Here Are Some Open House Red Flags

An open house is always exciting; after all, you're taking your first look at what could be your new home! Although it can be easy to overlook small defects when the house seems to otherwise fit your needs, some issues can indicate that much larger problems are lurking. Keep reading to learn about four open house red flags and what they could be hiding.

Overpowering Air Fresheners

Obviously, it's normal for a seller to take steps to ensure that their house smells pleasant on the day of the open house; freshly-baked cookies or a scented candle in the foyer aren't things that should make you nervous! That being said, if you notice air fresheners in every room or a strong, overbearing scent that seems to be everywhere, it might indicate that they are trying to cover up stubborn smells like pet odor or mildew. Pay close attention to the carpets for stains, and be sure to examine the areas under sinks. Of course, you'll be doing that anyway for our second red flag...

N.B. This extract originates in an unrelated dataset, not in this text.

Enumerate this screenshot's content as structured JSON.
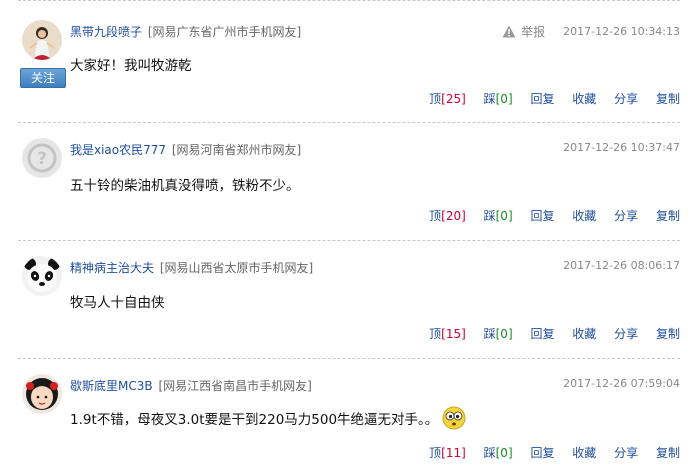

Take a peek around any water fixtures to make sure that there is no mold growing nearby; if there is, it could be indicative of a plumbing leak or poor ventilation. In addition, glance at the ceilings throughout the house; mold or water stains on the ceiling could mean that there is a problem with the roof!

Foundation Issues

Every older home has a hairline crack above a window or a closet door that sticks in the summer, but sometimes these small issues are symptoms of a much larger problem: a bad foundation. If you notice several drywall cracks in the same area, doors and windows that consistently stick, badly uneven floors, or any large cracks in the basement, these could be signs that serious repairs are in order. Even if the foundation problems aren't affecting the structural integrity of the house, they could allow water to seep into the basement, damaging items and providing a breeding ground for mold.

Shoddy Tiling

If you notice consistently uneven, crooked, or cracked tile work in the house, it is one of the surest signs that an amateur DIYer has been tinkering with the home. This isn't automatically a disaster, but it does warrant closer inspection. To start with, check to make sure that the tiles are all secure. Afterward, inspect areas of greater concern, such as plumbing, electrical, and home additions; for every unusual or blatantly incorrect installation that you find, be aware that a future home inspector will likely discover two more.